## Task directions
Omit every picture and return the rest of the data unaltered.

## Exercise inputs
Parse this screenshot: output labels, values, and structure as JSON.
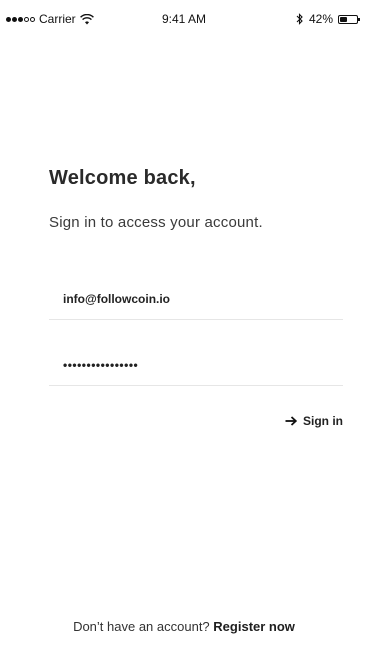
{
  "status_bar": {
    "carrier": "Carrier",
    "time": "9:41 AM",
    "battery_percent": "42%",
    "battery_level": 0.42,
    "signal_bars_filled": 3,
    "signal_bars_total": 5
  },
  "login": {
    "heading": "Welcome back,",
    "subheading": "Sign in to access your account.",
    "email_value": "info@followcoin.io",
    "password_value": "••••••••••••••••",
    "signin_label": "Sign in"
  },
  "footer": {
    "prompt": "Don’t have an account?",
    "register_label": "Register now"
  },
  "icons": {
    "wifi": "wifi-icon",
    "bluetooth": "bluetooth-icon",
    "battery": "battery-icon",
    "arrow": "arrow-right-icon"
  }
}
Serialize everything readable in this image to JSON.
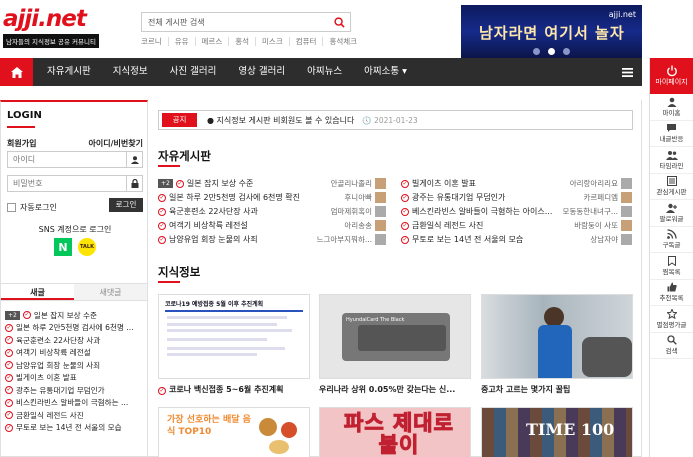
{
  "logo": {
    "name": "ajji.net",
    "tagline": "남자들의 지식정보 공유 커뮤니티"
  },
  "search": {
    "placeholder": "전체 게시판 검색",
    "value": "전체 게시판 검색"
  },
  "quick_links": [
    "코르니",
    "유유",
    "메르스",
    "홍석",
    "미스크",
    "컴퓨터",
    "홍석체크"
  ],
  "banner": {
    "site": "ajji.net",
    "text": "남자라면 여기서 놀자"
  },
  "nav": {
    "items": [
      "자유게시판",
      "지식정보",
      "사진 갤러리",
      "영상 갤러리",
      "아찌뉴스",
      "아찌소통 ▾"
    ]
  },
  "right_sidebar": {
    "my_page": "마이페이지",
    "items": [
      "마이홈",
      "내글반응",
      "타임라인",
      "관심게시판",
      "팔로워글",
      "구독글",
      "찜목록",
      "추천목록",
      "별점평가글",
      "검색"
    ]
  },
  "login": {
    "title": "LOGIN",
    "signup": "회원가입",
    "find": "아이디/비번찾기",
    "id_placeholder": "아이디",
    "pw_placeholder": "비밀번호",
    "auto_login": "자동로그인",
    "login_button": "로그인",
    "sns_label": "SNS 계정으로 로그인",
    "naver": "N",
    "kakao": "TALK"
  },
  "left_tabs": {
    "active": "새글",
    "inactive": "새댓글"
  },
  "left_list": [
    "일본 잡지 보상 수준",
    "일본 하루 2만5천명 검사에 6천명 ...",
    "육군훈련소 22사단장 사과",
    "여객기 비상착륙 레전설",
    "남양유업 회장 눈물의 사죄",
    "빌게이츠 이혼 발표",
    "광주는 유통대기업 무덤인가",
    "비스킨라빈스 알바들이 극혐하는 ...",
    "금환일식 레전드 사진",
    "무토로 보는 14년 전 서울의 모습"
  ],
  "notice": {
    "tag": "공지",
    "text": "● 지식정보 게시판 비회원도 볼 수 있습니다",
    "date": "🕔 2021-01-23"
  },
  "free_board": {
    "title": "자유게시판",
    "left": [
      {
        "title": "일본 잡지 보상 수준",
        "author": "안골리나졸리",
        "badge": "+2"
      },
      {
        "title": "일본 하루 2만5천명 검사에 6천명 확진",
        "author": "후니아빠"
      },
      {
        "title": "육군훈련소 22사단장 사과",
        "author": "엄마제휘혹이"
      },
      {
        "title": "여객기 비상착륙 레전설",
        "author": "아리송송"
      },
      {
        "title": "남양유업 회장 눈물의 사죄",
        "author": "느그아부지뭐하..."
      }
    ],
    "right": [
      {
        "title": "빌게이츠 이혼 발표",
        "author": "아리랑아리리요"
      },
      {
        "title": "광주는 유통대기업 무덤인가",
        "author": "카르페디엠"
      },
      {
        "title": "베스킨라빈스 알바들이 극혐하는 아이스...",
        "author": "모동동한내녀구..."
      },
      {
        "title": "금환일식 레전드 사진",
        "author": "바람둥이 사또"
      },
      {
        "title": "무토로 보는 14년 전 서울의 모습",
        "author": "상남자야"
      }
    ]
  },
  "knowledge": {
    "title": "지식정보",
    "cards": [
      {
        "caption": "코로나 백신접종 5~6월 추진계획",
        "thumb_title": "코로나19 예방접종 5월 이후 추진계획"
      },
      {
        "caption": "우리나라 상위 0.05%만 갖는다는 신...",
        "thumb_title": "HyundaiCard The Black"
      },
      {
        "caption": "중고차 고르는 몇가지 꿀팁",
        "thumb_title": ""
      }
    ],
    "cards_row2": [
      {
        "thumb_title": "가장 선호하는 배달 음식 TOP10"
      },
      {
        "thumb_title": "파스 제대로 붙이"
      },
      {
        "thumb_title": "TIME 100"
      }
    ]
  }
}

## Written answer
Parse this screenshot: output labels, values, and structure as JSON.
{
  "status_bar": {
    "carrier": "Carrier",
    "time": "9:41 AM",
    "battery_percent": "42%",
    "battery_level": 0.42,
    "signal_bars_filled": 3,
    "signal_bars_total": 5
  },
  "login": {
    "heading": "Welcome back,",
    "subheading": "Sign in to access your account.",
    "email_value": "info@followcoin.io",
    "password_value": "••••••••••••••••",
    "signin_label": "Sign in"
  },
  "footer": {
    "prompt": "Don’t have an account?",
    "register_label": "Register now"
  },
  "icons": {
    "wifi": "wifi-icon",
    "bluetooth": "bluetooth-icon",
    "battery": "battery-icon",
    "arrow": "arrow-right-icon"
  }
}
Serialize everything readable in this image to JSON.
{
  "logo": {
    "name": "ajji.net",
    "tagline": "남자들의 지식정보 공유 커뮤니티"
  },
  "search": {
    "placeholder": "전체 게시판 검색",
    "value": "전체 게시판 검색"
  },
  "quick_links": [
    "코르니",
    "유유",
    "메르스",
    "홍석",
    "미스크",
    "컴퓨터",
    "홍석체크"
  ],
  "banner": {
    "site": "ajji.net",
    "text": "남자라면 여기서 놀자"
  },
  "nav": {
    "items": [
      "자유게시판",
      "지식정보",
      "사진 갤러리",
      "영상 갤러리",
      "아찌뉴스",
      "아찌소통 ▾"
    ]
  },
  "right_sidebar": {
    "my_page": "마이페이지",
    "items": [
      "마이홈",
      "내글반응",
      "타임라인",
      "관심게시판",
      "팔로워글",
      "구독글",
      "찜목록",
      "추천목록",
      "별점평가글",
      "검색"
    ]
  },
  "login": {
    "title": "LOGIN",
    "signup": "회원가입",
    "find": "아이디/비번찾기",
    "id_placeholder": "아이디",
    "pw_placeholder": "비밀번호",
    "auto_login": "자동로그인",
    "login_button": "로그인",
    "sns_label": "SNS 계정으로 로그인",
    "naver": "N",
    "kakao": "TALK"
  },
  "left_tabs": {
    "active": "새글",
    "inactive": "새댓글"
  },
  "left_list": [
    "일본 잡지 보상 수준",
    "일본 하루 2만5천명 검사에 6천명 ...",
    "육군훈련소 22사단장 사과",
    "여객기 비상착륙 레전설",
    "남양유업 회장 눈물의 사죄",
    "빌게이츠 이혼 발표",
    "광주는 유통대기업 무덤인가",
    "비스킨라빈스 알바들이 극혐하는 ...",
    "금환일식 레전드 사진",
    "무토로 보는 14년 전 서울의 모습"
  ],
  "notice": {
    "tag": "공지",
    "text": "● 지식정보 게시판 비회원도 볼 수 있습니다",
    "date": "🕔 2021-01-23"
  },
  "free_board": {
    "title": "자유게시판",
    "left": [
      {
        "title": "일본 잡지 보상 수준",
        "author": "안골리나졸리",
        "badge": "+2"
      },
      {
        "title": "일본 하루 2만5천명 검사에 6천명 확진",
        "author": "후니아빠"
      },
      {
        "title": "육군훈련소 22사단장 사과",
        "author": "엄마제휘혹이"
      },
      {
        "title": "여객기 비상착륙 레전설",
        "author": "아리송송"
      },
      {
        "title": "남양유업 회장 눈물의 사죄",
        "author": "느그아부지뭐하..."
      }
    ],
    "right": [
      {
        "title": "빌게이츠 이혼 발표",
        "author": "아리랑아리리요"
      },
      {
        "title": "광주는 유통대기업 무덤인가",
        "author": "카르페디엠"
      },
      {
        "title": "베스킨라빈스 알바들이 극혐하는 아이스...",
        "author": "모동동한내녀구..."
      },
      {
        "title": "금환일식 레전드 사진",
        "author": "바람둥이 사또"
      },
      {
        "title": "무토로 보는 14년 전 서울의 모습",
        "author": "상남자야"
      }
    ]
  },
  "knowledge": {
    "title": "지식정보",
    "cards": [
      {
        "caption": "코로나 백신접종 5~6월 추진계획",
        "thumb_title": "코로나19 예방접종 5월 이후 추진계획"
      },
      {
        "caption": "우리나라 상위 0.05%만 갖는다는 신...",
        "thumb_title": "HyundaiCard The Black"
      },
      {
        "caption": "중고차 고르는 몇가지 꿀팁",
        "thumb_title": ""
      }
    ],
    "cards_row2": [
      {
        "thumb_title": "가장 선호하는 배달 음식 TOP10"
      },
      {
        "thumb_title": "파스 제대로 붙이"
      },
      {
        "thumb_title": "TIME 100"
      }
    ]
  }
}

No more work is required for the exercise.